Turns out, it isn’t even the angle on the game story that appears on page eight. The regular beat writer was off, and Jim Peltz, the back-up beat writer, is a solid professional who does a good job. But this isn’t a writing mistake as much as an editing mistake.
Where were the guys on the desk when this broke? It happened in batting practice, so it wasn’t a deadline thing. There was plenty of time to make a judgment on the story.
Somebody just made the wrong one. It is difficult to believe that this story came in on the Times computers and one or more editors read it, and somebody didn’t say: “Hey, wait a minute. The Dodgers’ best player just broke his finger and could be out indefinitely. Shouldn’t that be higher up in the story? Shouldn’t that be a major headline on page one, not a small mention five paragraphs into the story on page eight?”
As a former longtime newspaperman myself, I don’t make it a habit to criticize other newspapers, especially ones I worked at briefly. I wrote the Angels blog for the Times last year.
But this is a mistake that is difficult to overlook. Ethier has been more like Andre The Giant for the Dodgers so far. He is having a breakthrough season, one that could make him the newest superstar in town.
The club has been on a hot streak much like his recently, and at the very least, this injury takes much of the wind out of their billowing blue sails.
Finger injuries can be tricky. This apparently involves his pinkie, but he already has admitted it was affecting the way he holds the bat. So even if they try to cushion it or something, the fracture could be an ongoing problem.
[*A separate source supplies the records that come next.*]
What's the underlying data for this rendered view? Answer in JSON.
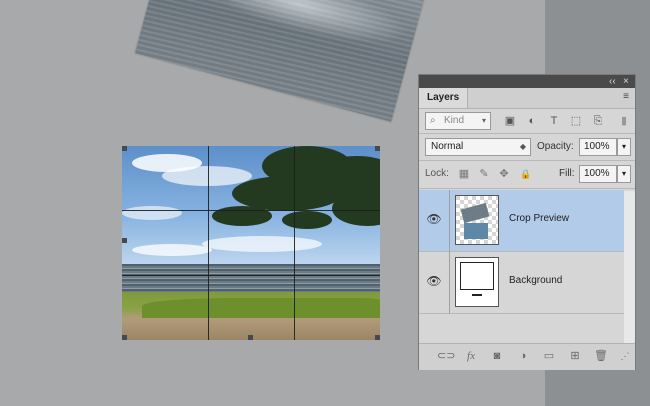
{
  "layers_panel": {
    "tab_label": "Layers",
    "collapse_label": "‹‹",
    "close_label": "×",
    "menu_label": "≡",
    "filter_placeholder": "Kind",
    "blend_mode": "Normal",
    "opacity_label": "Opacity:",
    "opacity_value": "100%",
    "lock_label": "Lock:",
    "fill_label": "Fill:",
    "fill_value": "100%",
    "layers": [
      {
        "name": "Crop Preview",
        "visible": true,
        "selected": true
      },
      {
        "name": "Background",
        "visible": true,
        "selected": false
      }
    ],
    "colors": {
      "selected_row": "#b1cbe9"
    }
  },
  "icons": {
    "search": "⌕",
    "image": "▣",
    "adjust": "◐",
    "type": "T",
    "shape": "⬚",
    "smart": "⎘",
    "toggle": "▮",
    "lock_pixels": "▦",
    "lock_paint": "✎",
    "lock_move": "✥",
    "lock_all": "🔒",
    "eye": "👁",
    "link": "⊂⊃",
    "fx": "fx",
    "mask": "◙",
    "adjustment": "◑",
    "group": "▭",
    "new_layer": "⊞",
    "delete": "🗑",
    "arrow": "▾",
    "dropdown": "◆",
    "resize": "⋰"
  }
}
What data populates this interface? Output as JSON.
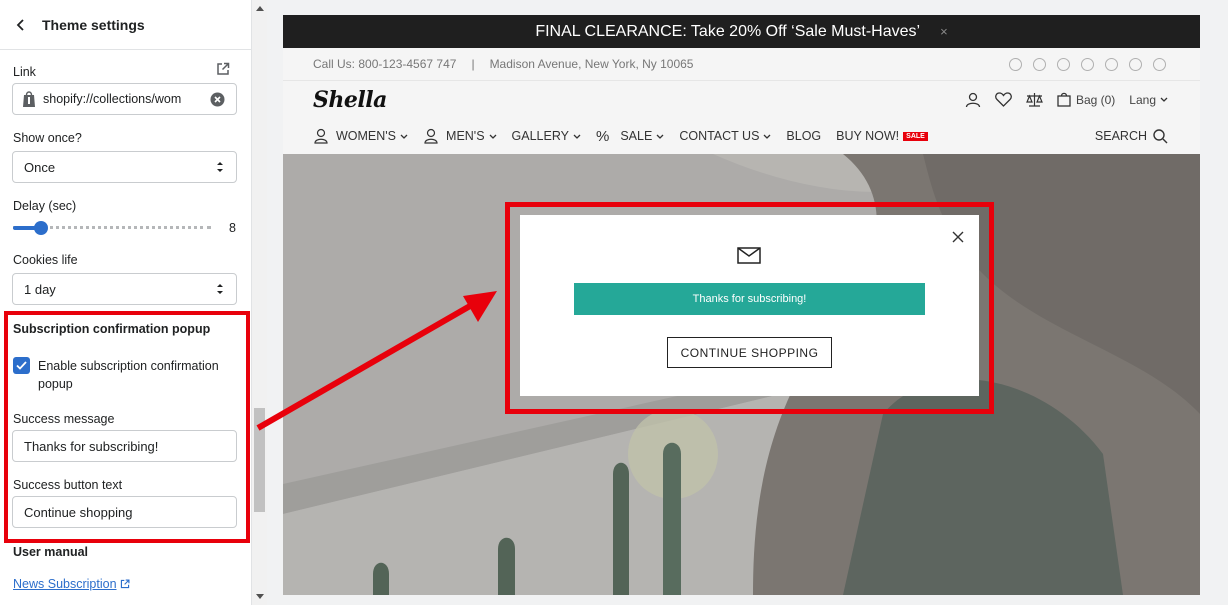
{
  "panel": {
    "title": "Theme settings",
    "link": {
      "label": "Link",
      "value": "shopify://collections/wom"
    },
    "show_once": {
      "label": "Show once?",
      "value": "Once"
    },
    "delay": {
      "label": "Delay (sec)",
      "value": "8",
      "fraction": 0.14
    },
    "cookies": {
      "label": "Cookies life",
      "value": "1 day"
    },
    "subscription": {
      "title": "Subscription confirmation popup",
      "enable_label": "Enable subscription confirmation popup",
      "success_message_label": "Success message",
      "success_message_value": "Thanks for subscribing!",
      "success_button_label": "Success button text",
      "success_button_value": "Continue shopping"
    },
    "manual": {
      "title": "User manual",
      "link": "News Subscription"
    }
  },
  "store": {
    "announcement": "FINAL CLEARANCE: Take 20% Off ‘Sale Must-Haves’",
    "announcement_close": "×",
    "call": "Call Us: 800-123-4567 747",
    "divider": "|",
    "address": "Madison Avenue, New York, Ny 10065",
    "logo": "Shella",
    "bag": "Bag (0)",
    "lang": "Lang",
    "nav": {
      "womens": "WOMEN'S",
      "mens": "MEN'S",
      "gallery": "GALLERY",
      "percent": "%",
      "sale": "SALE",
      "contact": "CONTACT US",
      "blog": "BLOG",
      "buynow": "BUY NOW!",
      "sale_badge": "SALE"
    },
    "search": "SEARCH",
    "popup": {
      "message": "Thanks for subscribing!",
      "button": "CONTINUE SHOPPING"
    }
  },
  "colors": {
    "accent": "#2c6ecb",
    "highlight": "#e8000b",
    "popup_message_bg": "#25a898"
  }
}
Either way, this is a major story. I know the Lakers are the only thing that is supposed to matter right now, but never underestimate L.A.’s love affair with the Dodgers. It runs strong and deep, with a history and tradition that surpasses even that of Kobe and the guys.
Journalistically, for the Times to practically ignore a story of this magnitude involving the Dodgers’ biggest star is almost unconscionable.
— Steve Bisheff